__WHAT TO DO__.
Retype the whole listing exactly. Leave out pictures.
-------- DATA RECORDS
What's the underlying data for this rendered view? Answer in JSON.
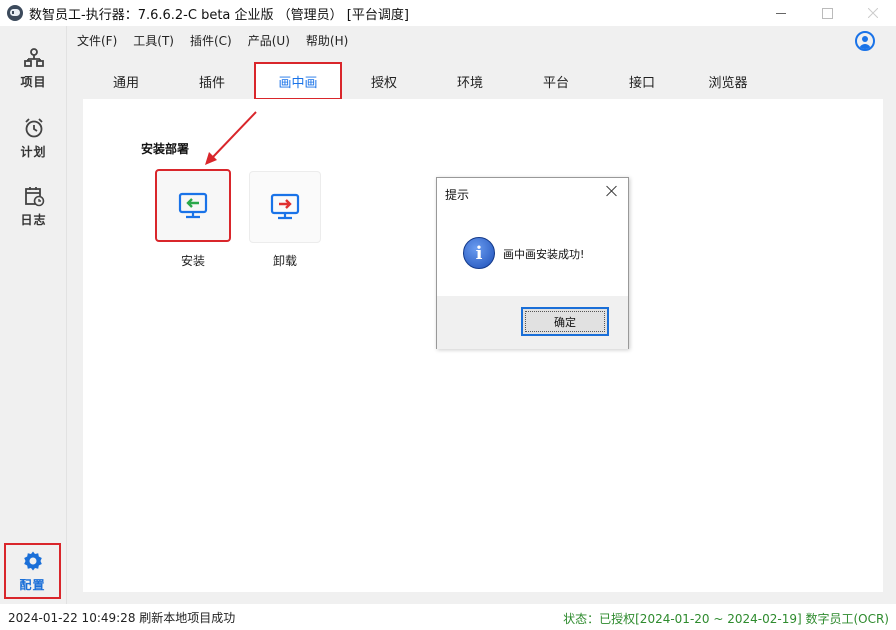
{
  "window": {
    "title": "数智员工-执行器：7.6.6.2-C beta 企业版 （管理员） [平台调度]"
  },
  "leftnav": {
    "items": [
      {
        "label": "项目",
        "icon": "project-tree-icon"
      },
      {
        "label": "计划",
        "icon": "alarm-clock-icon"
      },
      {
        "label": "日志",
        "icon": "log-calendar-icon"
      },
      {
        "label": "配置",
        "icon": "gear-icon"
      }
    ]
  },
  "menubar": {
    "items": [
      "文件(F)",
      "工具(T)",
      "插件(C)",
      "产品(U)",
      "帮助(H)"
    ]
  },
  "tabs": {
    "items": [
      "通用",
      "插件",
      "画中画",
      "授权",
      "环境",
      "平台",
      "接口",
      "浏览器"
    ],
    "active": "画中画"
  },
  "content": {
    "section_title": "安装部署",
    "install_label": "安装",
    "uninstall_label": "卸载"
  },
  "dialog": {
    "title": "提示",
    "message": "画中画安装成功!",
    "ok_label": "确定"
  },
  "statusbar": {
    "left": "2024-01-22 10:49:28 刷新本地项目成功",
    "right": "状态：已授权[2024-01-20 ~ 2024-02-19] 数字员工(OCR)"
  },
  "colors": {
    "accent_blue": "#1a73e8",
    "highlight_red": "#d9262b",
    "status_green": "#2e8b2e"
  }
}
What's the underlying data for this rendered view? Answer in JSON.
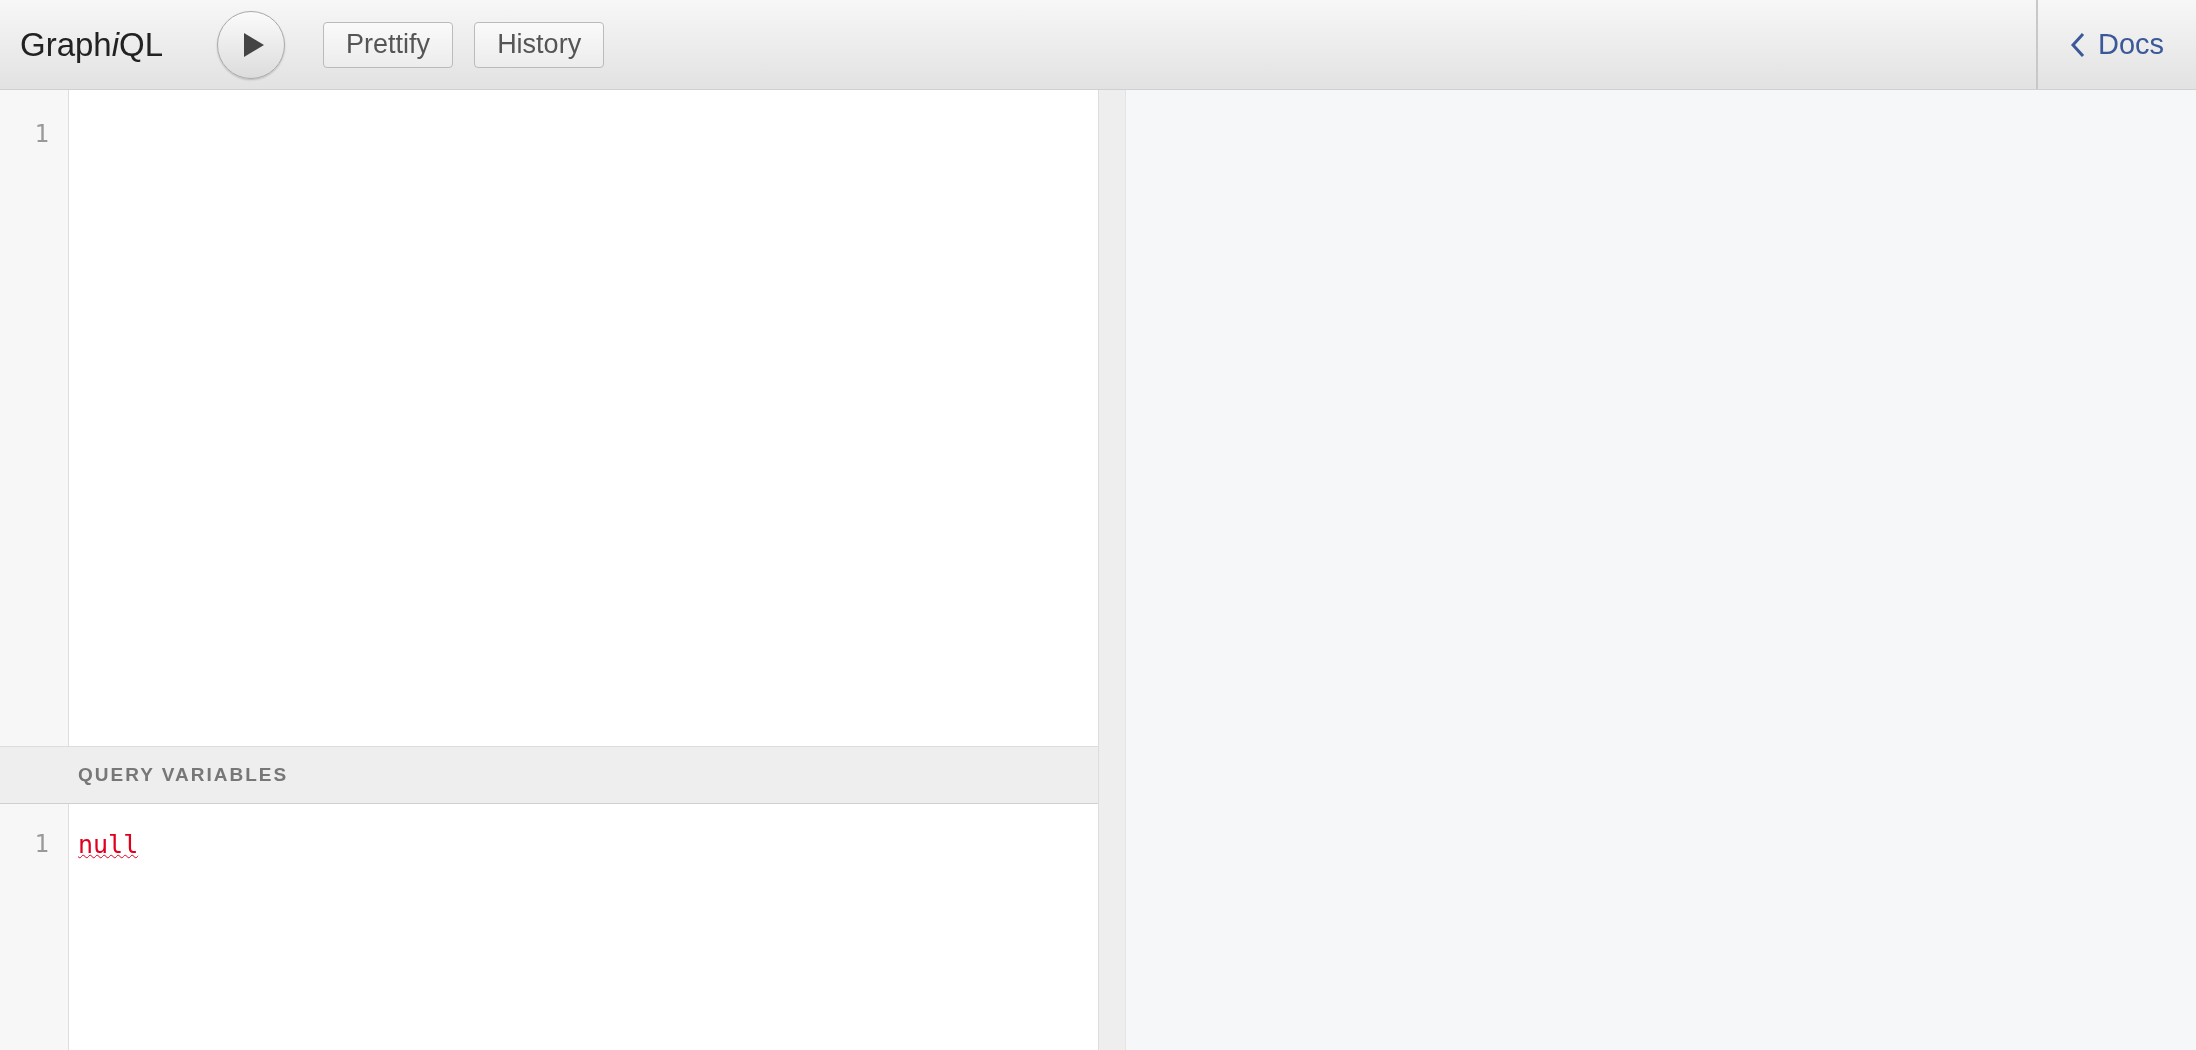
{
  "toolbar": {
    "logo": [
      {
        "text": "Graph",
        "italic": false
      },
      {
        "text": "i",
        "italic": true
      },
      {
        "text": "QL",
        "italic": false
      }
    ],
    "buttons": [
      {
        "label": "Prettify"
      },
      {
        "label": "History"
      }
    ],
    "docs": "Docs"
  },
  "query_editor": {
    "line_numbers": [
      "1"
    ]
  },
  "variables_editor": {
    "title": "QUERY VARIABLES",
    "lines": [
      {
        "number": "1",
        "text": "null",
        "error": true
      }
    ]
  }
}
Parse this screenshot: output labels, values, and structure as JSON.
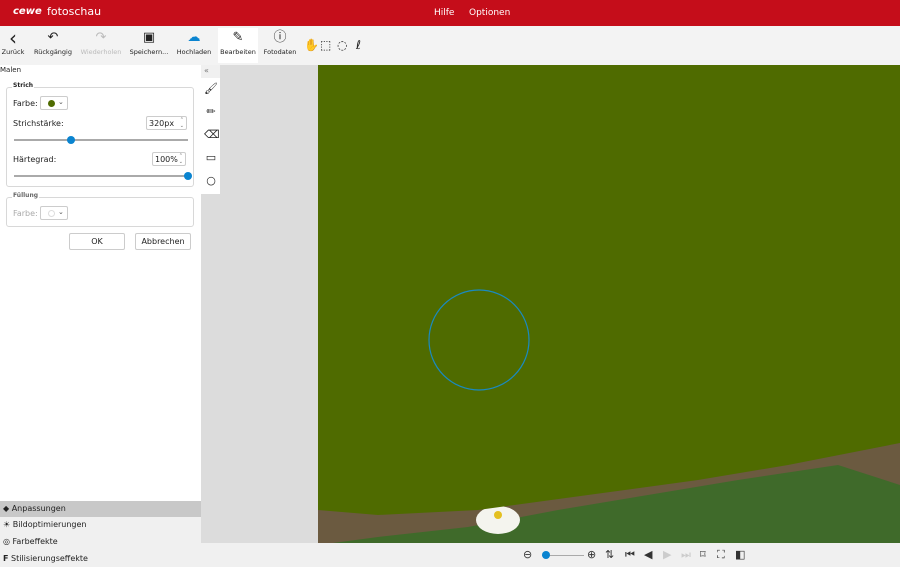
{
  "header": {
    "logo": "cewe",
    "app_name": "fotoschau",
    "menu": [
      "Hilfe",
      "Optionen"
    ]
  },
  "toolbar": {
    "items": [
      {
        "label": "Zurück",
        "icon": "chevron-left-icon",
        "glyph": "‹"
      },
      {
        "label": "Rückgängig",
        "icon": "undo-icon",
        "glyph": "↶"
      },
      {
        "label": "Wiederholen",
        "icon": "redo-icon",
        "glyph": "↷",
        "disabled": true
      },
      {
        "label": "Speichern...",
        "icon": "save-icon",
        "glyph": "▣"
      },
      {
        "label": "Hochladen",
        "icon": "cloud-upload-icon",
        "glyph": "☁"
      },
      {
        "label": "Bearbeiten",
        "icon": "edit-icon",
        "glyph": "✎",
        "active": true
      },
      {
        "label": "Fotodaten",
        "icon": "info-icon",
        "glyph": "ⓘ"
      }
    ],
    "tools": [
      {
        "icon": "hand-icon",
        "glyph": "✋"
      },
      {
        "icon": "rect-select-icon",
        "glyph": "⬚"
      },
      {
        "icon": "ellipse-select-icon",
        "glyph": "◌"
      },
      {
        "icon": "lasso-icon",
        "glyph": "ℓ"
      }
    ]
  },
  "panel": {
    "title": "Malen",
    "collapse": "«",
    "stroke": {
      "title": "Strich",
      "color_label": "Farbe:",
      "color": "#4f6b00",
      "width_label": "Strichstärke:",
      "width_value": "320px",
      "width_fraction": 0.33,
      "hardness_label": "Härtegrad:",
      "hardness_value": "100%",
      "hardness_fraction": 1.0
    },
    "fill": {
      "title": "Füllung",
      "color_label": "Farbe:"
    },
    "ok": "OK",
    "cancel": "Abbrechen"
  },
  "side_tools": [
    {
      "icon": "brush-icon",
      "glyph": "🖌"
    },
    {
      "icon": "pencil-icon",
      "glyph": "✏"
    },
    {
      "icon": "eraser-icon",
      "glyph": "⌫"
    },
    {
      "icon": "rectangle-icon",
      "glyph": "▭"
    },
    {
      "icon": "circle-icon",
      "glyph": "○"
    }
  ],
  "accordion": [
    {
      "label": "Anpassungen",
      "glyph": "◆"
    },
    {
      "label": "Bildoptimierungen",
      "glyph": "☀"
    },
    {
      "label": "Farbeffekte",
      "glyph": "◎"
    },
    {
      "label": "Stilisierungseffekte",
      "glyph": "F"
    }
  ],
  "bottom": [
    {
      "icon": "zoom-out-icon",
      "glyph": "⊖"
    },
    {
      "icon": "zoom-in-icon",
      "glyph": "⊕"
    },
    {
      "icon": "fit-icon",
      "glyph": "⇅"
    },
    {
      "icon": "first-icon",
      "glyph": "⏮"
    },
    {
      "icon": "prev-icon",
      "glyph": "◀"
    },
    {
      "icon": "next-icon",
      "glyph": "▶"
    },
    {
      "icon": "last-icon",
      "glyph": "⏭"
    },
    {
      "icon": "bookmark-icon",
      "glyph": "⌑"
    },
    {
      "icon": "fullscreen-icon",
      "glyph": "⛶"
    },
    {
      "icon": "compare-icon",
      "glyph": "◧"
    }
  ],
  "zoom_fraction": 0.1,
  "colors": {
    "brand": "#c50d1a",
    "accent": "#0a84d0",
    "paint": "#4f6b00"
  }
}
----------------
__WRITTEN SOLUTION__.
What's the underlying data for this rendered view? Answer in JSON.
{
  "window": {
    "title": "数智员工-执行器：7.6.6.2-C beta 企业版 （管理员） [平台调度]"
  },
  "leftnav": {
    "items": [
      {
        "label": "项目",
        "icon": "project-tree-icon"
      },
      {
        "label": "计划",
        "icon": "alarm-clock-icon"
      },
      {
        "label": "日志",
        "icon": "log-calendar-icon"
      },
      {
        "label": "配置",
        "icon": "gear-icon"
      }
    ]
  },
  "menubar": {
    "items": [
      "文件(F)",
      "工具(T)",
      "插件(C)",
      "产品(U)",
      "帮助(H)"
    ]
  },
  "tabs": {
    "items": [
      "通用",
      "插件",
      "画中画",
      "授权",
      "环境",
      "平台",
      "接口",
      "浏览器"
    ],
    "active": "画中画"
  },
  "content": {
    "section_title": "安装部署",
    "install_label": "安装",
    "uninstall_label": "卸载"
  },
  "dialog": {
    "title": "提示",
    "message": "画中画安装成功!",
    "ok_label": "确定"
  },
  "statusbar": {
    "left": "2024-01-22 10:49:28 刷新本地项目成功",
    "right": "状态：已授权[2024-01-20 ~ 2024-02-19] 数字员工(OCR)"
  },
  "colors": {
    "accent_blue": "#1a73e8",
    "highlight_red": "#d9262b",
    "status_green": "#2e8b2e"
  }
}
What's the underlying data for this rendered view? Answer in JSON.
{
  "toolbar": {
    "logo": [
      {
        "text": "Graph",
        "italic": false
      },
      {
        "text": "i",
        "italic": true
      },
      {
        "text": "QL",
        "italic": false
      }
    ],
    "buttons": [
      {
        "label": "Prettify"
      },
      {
        "label": "History"
      }
    ],
    "docs": "Docs"
  },
  "query_editor": {
    "line_numbers": [
      "1"
    ]
  },
  "variables_editor": {
    "title": "QUERY VARIABLES",
    "lines": [
      {
        "number": "1",
        "text": "null",
        "error": true
      }
    ]
  }
}
Parse this screenshot: output labels, values, and structure as JSON.
{
  "header": {
    "logo": "cewe",
    "app_name": "fotoschau",
    "menu": [
      "Hilfe",
      "Optionen"
    ]
  },
  "toolbar": {
    "items": [
      {
        "label": "Zurück",
        "icon": "chevron-left-icon",
        "glyph": "‹"
      },
      {
        "label": "Rückgängig",
        "icon": "undo-icon",
        "glyph": "↶"
      },
      {
        "label": "Wiederholen",
        "icon": "redo-icon",
        "glyph": "↷",
        "disabled": true
      },
      {
        "label": "Speichern...",
        "icon": "save-icon",
        "glyph": "▣"
      },
      {
        "label": "Hochladen",
        "icon": "cloud-upload-icon",
        "glyph": "☁"
      },
      {
        "label": "Bearbeiten",
        "icon": "edit-icon",
        "glyph": "✎",
        "active": true
      },
      {
        "label": "Fotodaten",
        "icon": "info-icon",
        "glyph": "ⓘ"
      }
    ],
    "tools": [
      {
        "icon": "hand-icon",
        "glyph": "✋"
      },
      {
        "icon": "rect-select-icon",
        "glyph": "⬚"
      },
      {
        "icon": "ellipse-select-icon",
        "glyph": "◌"
      },
      {
        "icon": "lasso-icon",
        "glyph": "ℓ"
      }
    ]
  },
  "panel": {
    "title": "Malen",
    "collapse": "«",
    "stroke": {
      "title": "Strich",
      "color_label": "Farbe:",
      "color": "#4f6b00",
      "width_label": "Strichstärke:",
      "width_value": "320px",
      "width_fraction": 0.33,
      "hardness_label": "Härtegrad:",
      "hardness_value": "100%",
      "hardness_fraction": 1.0
    },
    "fill": {
      "title": "Füllung",
      "color_label": "Farbe:"
    },
    "ok": "OK",
    "cancel": "Abbrechen"
  },
  "side_tools": [
    {
      "icon": "brush-icon",
      "glyph": "🖌"
    },
    {
      "icon": "pencil-icon",
      "glyph": "✏"
    },
    {
      "icon": "eraser-icon",
      "glyph": "⌫"
    },
    {
      "icon": "rectangle-icon",
      "glyph": "▭"
    },
    {
      "icon": "circle-icon",
      "glyph": "○"
    }
  ],
  "accordion": [
    {
      "label": "Anpassungen",
      "glyph": "◆"
    },
    {
      "label": "Bildoptimierungen",
      "glyph": "☀"
    },
    {
      "label": "Farbeffekte",
      "glyph": "◎"
    },
    {
      "label": "Stilisierungseffekte",
      "glyph": "F"
    }
  ],
  "bottom": [
    {
      "icon": "zoom-out-icon",
      "glyph": "⊖"
    },
    {
      "icon": "zoom-in-icon",
      "glyph": "⊕"
    },
    {
      "icon": "fit-icon",
      "glyph": "⇅"
    },
    {
      "icon": "first-icon",
      "glyph": "⏮"
    },
    {
      "icon": "prev-icon",
      "glyph": "◀"
    },
    {
      "icon": "next-icon",
      "glyph": "▶"
    },
    {
      "icon": "last-icon",
      "glyph": "⏭"
    },
    {
      "icon": "bookmark-icon",
      "glyph": "⌑"
    },
    {
      "icon": "fullscreen-icon",
      "glyph": "⛶"
    },
    {
      "icon": "compare-icon",
      "glyph": "◧"
    }
  ],
  "zoom_fraction": 0.1,
  "colors": {
    "brand": "#c50d1a",
    "accent": "#0a84d0",
    "paint": "#4f6b00"
  }
}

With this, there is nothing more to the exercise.